Our Greatest Games series is a look back at some of the most memorable single game performances by some of the best players in Arizona basketball history. Make sure to check PGU for the next installment.
The first true star of the Sean Miller era, Derrick Williams was not just dominant in his two year career at Arizona, he was also instrumental in the Wildcats return to national prominence. The forward from La Mirada, California was not a heralded recruit, but he exploded onto the college basketball scene and took Arizona on an incredible Elite 8 run in 2011.
March 24, 2011, Arizona 93, Duke 77

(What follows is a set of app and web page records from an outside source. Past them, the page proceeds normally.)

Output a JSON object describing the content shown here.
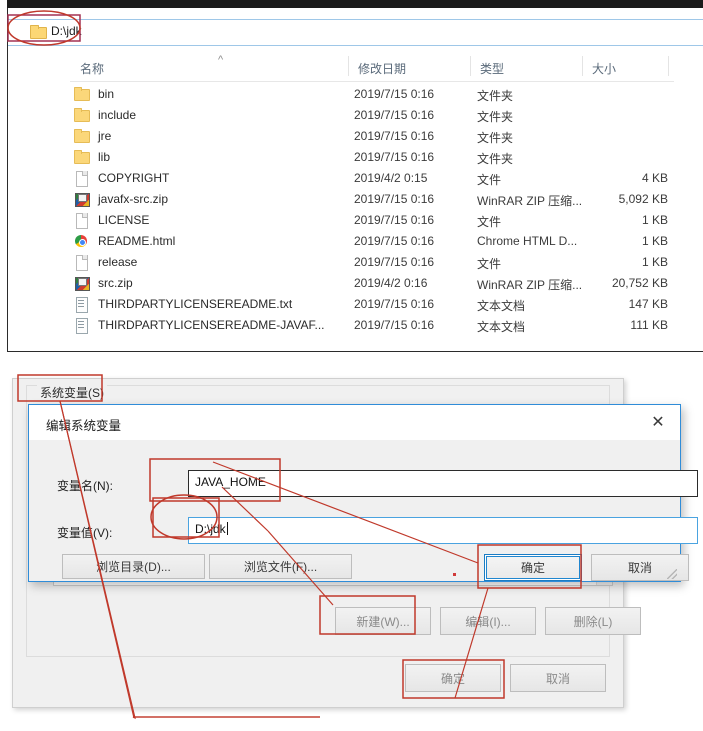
{
  "explorer": {
    "address": {
      "path": "D:\\jdk",
      "icon": "folder-icon"
    },
    "columns": [
      {
        "key": "name",
        "label": "名称"
      },
      {
        "key": "date",
        "label": "修改日期"
      },
      {
        "key": "type",
        "label": "类型"
      },
      {
        "key": "size",
        "label": "大小"
      }
    ],
    "sort_indicator": "^",
    "files": [
      {
        "name": "bin",
        "icon": "folder-icon",
        "date": "2019/7/15 0:16",
        "type": "文件夹",
        "size": ""
      },
      {
        "name": "include",
        "icon": "folder-icon",
        "date": "2019/7/15 0:16",
        "type": "文件夹",
        "size": ""
      },
      {
        "name": "jre",
        "icon": "folder-icon",
        "date": "2019/7/15 0:16",
        "type": "文件夹",
        "size": ""
      },
      {
        "name": "lib",
        "icon": "folder-icon",
        "date": "2019/7/15 0:16",
        "type": "文件夹",
        "size": ""
      },
      {
        "name": "COPYRIGHT",
        "icon": "file-icon",
        "date": "2019/4/2 0:15",
        "type": "文件",
        "size": "4 KB"
      },
      {
        "name": "javafx-src.zip",
        "icon": "zip-icon",
        "date": "2019/7/15 0:16",
        "type": "WinRAR ZIP 压缩...",
        "size": "5,092 KB"
      },
      {
        "name": "LICENSE",
        "icon": "file-icon",
        "date": "2019/7/15 0:16",
        "type": "文件",
        "size": "1 KB"
      },
      {
        "name": "README.html",
        "icon": "chrome-icon",
        "date": "2019/7/15 0:16",
        "type": "Chrome HTML D...",
        "size": "1 KB"
      },
      {
        "name": "release",
        "icon": "file-icon",
        "date": "2019/7/15 0:16",
        "type": "文件",
        "size": "1 KB"
      },
      {
        "name": "src.zip",
        "icon": "zip-icon",
        "date": "2019/4/2 0:16",
        "type": "WinRAR ZIP 压缩...",
        "size": "20,752 KB"
      },
      {
        "name": "THIRDPARTYLICENSEREADME.txt",
        "icon": "text-icon",
        "date": "2019/7/15 0:16",
        "type": "文本文档",
        "size": "147 KB"
      },
      {
        "name": "THIRDPARTYLICENSEREADME-JAVAF...",
        "icon": "text-icon",
        "date": "2019/7/15 0:16",
        "type": "文本文档",
        "size": "111 KB"
      }
    ]
  },
  "env_window": {
    "system_variables_label": "系统变量(S)",
    "buttons": {
      "new": "新建(W)...",
      "edit": "编辑(I)...",
      "delete": "删除(L)",
      "ok": "确定",
      "cancel": "取消"
    }
  },
  "edit_dialog": {
    "title": "编辑系统变量",
    "close_icon": "close-icon",
    "fields": [
      {
        "label": "变量名(N):",
        "value": "JAVA_HOME"
      },
      {
        "label": "变量值(V):",
        "value": "D:\\jdk"
      }
    ],
    "buttons": {
      "browse_dir": "浏览目录(D)...",
      "browse_file": "浏览文件(F)...",
      "ok": "确定",
      "cancel": "取消"
    }
  },
  "annotations": {
    "color": "#c0392b",
    "highlight_boxes": [
      "address-path",
      "system-variables-label",
      "variable-name-input",
      "variable-value-input",
      "dialog-ok-button",
      "new-button",
      "env-ok-button"
    ],
    "ellipses": [
      "address-path",
      "variable-value-input"
    ]
  }
}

32 points, 13 rebounds, 11-17 FG’s, 5-6 3PT, 2 steals
Derrick Williams had many “Superman Moments” during his time as a Wildcat, but his 32 point outburst in a dismantling of #1 seed Duke may stand atop the rest.
#5 seed Arizona faced off against a strong Duke team in the Sweet 16, headlined by NBA players Kyrie Irving, Kyle Singler, and Nolan Smith. But it was Williams who was the star in the first half, scoring 25 points in the period.
Despite Williams’ superhero effort, including a deep three pointer near the halftime buzzer, Duke held onto a 44-38 lead at the break.
But the Blue Devils had no idea what was about to hit them. Arizona went on a 19-2 scoring rampage in the second half, giving them a double digit lead that a rattled Duke team wasn’t able to overcome.
Williams also had 13 rebounds, helping Arizona to a 40-27 advantage on the boards. He was also deadly from deep, hitting 5 of 6 attempts from beyond the arc.
After taking Arizona to the Elite 8 for the first time since 2005, Williams was selected #2 overall in the 2011 NBA Draft.
February 19, 2011, Arizona 87, Washington 86
26 points, 11 rebounds, 8-16 FG’s, 2-2 3PM, 2 steals, 2 blocks
Williams’ spectacular game saving block against Washington was another of his most memorable moments. Not only did Arizona score a big win against a Washington program that had the Cats’ number, but Wildcat fans got to revel in the tears of the Huskies who were forced to watch the replay on ESPN over and over again. Despite their bitter cries, the video was clear that the ball was not on it’s downward trajectory, and it was indeed the correct call.
It was one of the most heroic performances in Arizona basketball history, in which Williams led the way with 26 points and 11 rebounds despite playing with a broken right pinky, which was heavily taped.
It was his second game in a row with more than 25 points, and it was his sixth of the season. Williams also got his ninth double-double of the season that night.
And Williams’ play before the big block was equally impressive, he hit a crucial three to give Arizona the lead and came up with a critical steal in the final minutes of play.